| Work item |
Once the pictures have been excluded, set down each remaining entry word for word.

**** Given data ****

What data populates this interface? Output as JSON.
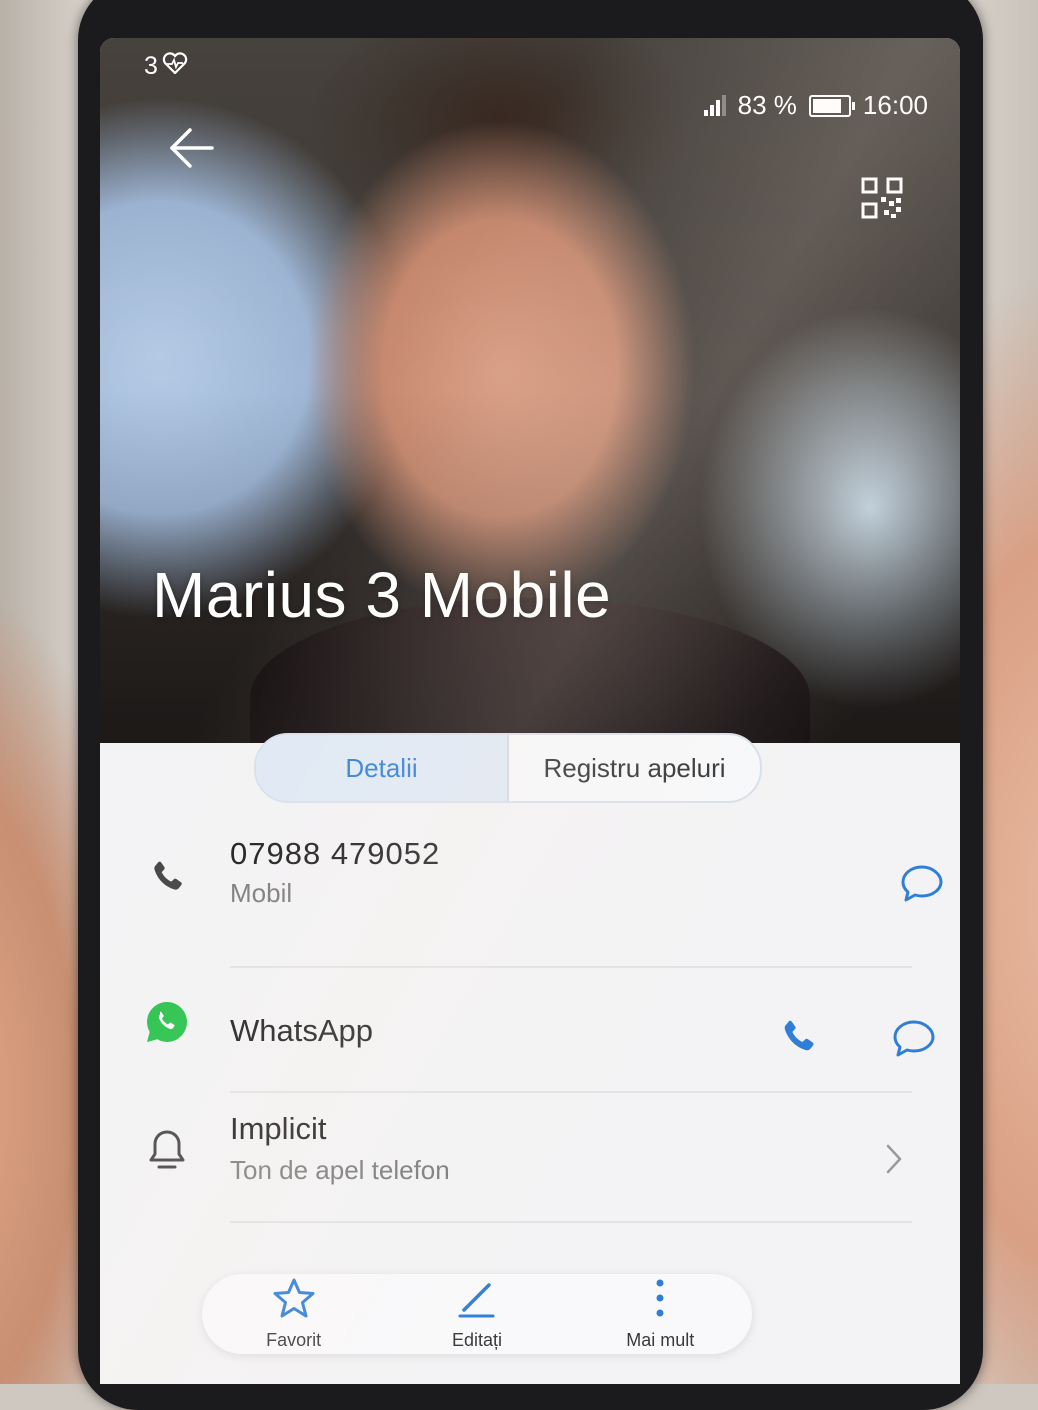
{
  "status_bar": {
    "notification_count": "3",
    "signal_level": 3,
    "battery_percent": "83 %",
    "battery_level": 0.83,
    "time": "16:00"
  },
  "header": {
    "contact_name": "Marius 3 Mobile"
  },
  "tabs": [
    {
      "label": "Detalii",
      "active": true
    },
    {
      "label": "Registru apeluri",
      "active": false
    }
  ],
  "details": {
    "phone": {
      "number": "07988 479052",
      "type": "Mobil"
    },
    "whatsapp": {
      "label": "WhatsApp"
    },
    "ringtone": {
      "title": "Implicit",
      "subtitle": "Ton de apel telefon"
    }
  },
  "bottom_bar": {
    "favorite_label": "Favorit",
    "edit_label": "Editați",
    "more_label": "Mai mult"
  },
  "colors": {
    "accent": "#2f7fd6",
    "whatsapp": "#25c24a",
    "tab_active_bg": "#dfe9f5"
  },
  "icons": {
    "back": "arrow-left-icon",
    "qr": "qr-code-icon",
    "phone": "phone-icon",
    "message": "message-bubble-icon",
    "whatsapp": "whatsapp-icon",
    "bell": "bell-icon",
    "chevron": "chevron-right-icon",
    "star": "star-icon",
    "pencil": "pencil-icon",
    "more": "more-vertical-icon"
  }
}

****

| Problem solution |
What data populates this interface? Output as JSON.
{
  "status_bar": {
    "notification_count": "3",
    "signal_level": 3,
    "battery_percent": "83 %",
    "battery_level": 0.83,
    "time": "16:00"
  },
  "header": {
    "contact_name": "Marius 3 Mobile"
  },
  "tabs": [
    {
      "label": "Detalii",
      "active": true
    },
    {
      "label": "Registru apeluri",
      "active": false
    }
  ],
  "details": {
    "phone": {
      "number": "07988 479052",
      "type": "Mobil"
    },
    "whatsapp": {
      "label": "WhatsApp"
    },
    "ringtone": {
      "title": "Implicit",
      "subtitle": "Ton de apel telefon"
    }
  },
  "bottom_bar": {
    "favorite_label": "Favorit",
    "edit_label": "Editați",
    "more_label": "Mai mult"
  },
  "colors": {
    "accent": "#2f7fd6",
    "whatsapp": "#25c24a",
    "tab_active_bg": "#dfe9f5"
  },
  "icons": {
    "back": "arrow-left-icon",
    "qr": "qr-code-icon",
    "phone": "phone-icon",
    "message": "message-bubble-icon",
    "whatsapp": "whatsapp-icon",
    "bell": "bell-icon",
    "chevron": "chevron-right-icon",
    "star": "star-icon",
    "pencil": "pencil-icon",
    "more": "more-vertical-icon"
  }
}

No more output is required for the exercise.